• **About this exercise**:
Records follow. Copy every line with "icon".

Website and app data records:
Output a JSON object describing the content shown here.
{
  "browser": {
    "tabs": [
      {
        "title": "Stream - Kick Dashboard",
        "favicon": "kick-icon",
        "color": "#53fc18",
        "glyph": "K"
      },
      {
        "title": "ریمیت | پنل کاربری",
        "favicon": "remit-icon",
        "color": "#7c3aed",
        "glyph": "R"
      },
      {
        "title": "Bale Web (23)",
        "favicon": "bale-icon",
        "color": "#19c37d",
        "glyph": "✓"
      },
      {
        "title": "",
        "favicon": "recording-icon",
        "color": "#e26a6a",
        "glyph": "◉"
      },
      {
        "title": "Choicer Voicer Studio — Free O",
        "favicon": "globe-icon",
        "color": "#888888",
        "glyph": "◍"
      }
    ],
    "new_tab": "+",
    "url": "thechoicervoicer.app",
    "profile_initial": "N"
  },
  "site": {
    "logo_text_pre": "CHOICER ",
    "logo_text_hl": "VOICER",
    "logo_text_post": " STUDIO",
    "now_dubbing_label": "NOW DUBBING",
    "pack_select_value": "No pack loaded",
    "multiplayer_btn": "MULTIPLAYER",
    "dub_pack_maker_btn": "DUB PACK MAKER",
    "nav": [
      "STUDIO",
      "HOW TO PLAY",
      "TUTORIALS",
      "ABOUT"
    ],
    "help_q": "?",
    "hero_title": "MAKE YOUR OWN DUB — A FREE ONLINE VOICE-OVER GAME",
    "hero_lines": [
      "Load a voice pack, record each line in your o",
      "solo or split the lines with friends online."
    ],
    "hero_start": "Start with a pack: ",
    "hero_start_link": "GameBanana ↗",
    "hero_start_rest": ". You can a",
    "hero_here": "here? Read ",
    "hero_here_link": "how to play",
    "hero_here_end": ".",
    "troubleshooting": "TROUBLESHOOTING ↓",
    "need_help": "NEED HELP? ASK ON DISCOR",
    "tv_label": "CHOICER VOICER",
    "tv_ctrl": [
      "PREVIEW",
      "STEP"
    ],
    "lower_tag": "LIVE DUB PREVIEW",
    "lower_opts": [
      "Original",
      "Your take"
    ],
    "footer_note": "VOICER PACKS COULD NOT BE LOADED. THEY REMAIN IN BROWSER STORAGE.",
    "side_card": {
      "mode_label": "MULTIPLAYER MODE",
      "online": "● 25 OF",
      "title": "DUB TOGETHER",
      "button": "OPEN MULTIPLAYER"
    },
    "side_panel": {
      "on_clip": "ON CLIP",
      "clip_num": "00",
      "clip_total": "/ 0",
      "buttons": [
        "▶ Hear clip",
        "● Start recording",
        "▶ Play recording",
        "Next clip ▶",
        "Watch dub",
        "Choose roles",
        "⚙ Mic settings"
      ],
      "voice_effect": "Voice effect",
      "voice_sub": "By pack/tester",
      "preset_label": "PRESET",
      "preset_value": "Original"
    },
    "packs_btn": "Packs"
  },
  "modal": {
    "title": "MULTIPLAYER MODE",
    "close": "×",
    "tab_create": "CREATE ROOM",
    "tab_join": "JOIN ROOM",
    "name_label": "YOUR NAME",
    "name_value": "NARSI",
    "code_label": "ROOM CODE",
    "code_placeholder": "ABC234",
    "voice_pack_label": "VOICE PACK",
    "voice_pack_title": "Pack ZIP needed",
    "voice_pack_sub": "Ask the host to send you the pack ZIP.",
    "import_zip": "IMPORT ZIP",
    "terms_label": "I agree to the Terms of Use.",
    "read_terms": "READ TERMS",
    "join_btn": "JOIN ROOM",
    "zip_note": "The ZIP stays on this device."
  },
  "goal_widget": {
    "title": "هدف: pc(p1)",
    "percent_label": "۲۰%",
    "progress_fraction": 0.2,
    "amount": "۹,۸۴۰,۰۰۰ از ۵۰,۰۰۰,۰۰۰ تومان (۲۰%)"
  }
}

• **Result of this exercise**:
        "favicon": "kick-icon",
        "favicon": "remit-icon",
        "favicon": "bale-icon",
        "favicon": "recording-icon",
        "favicon": "globe-icon",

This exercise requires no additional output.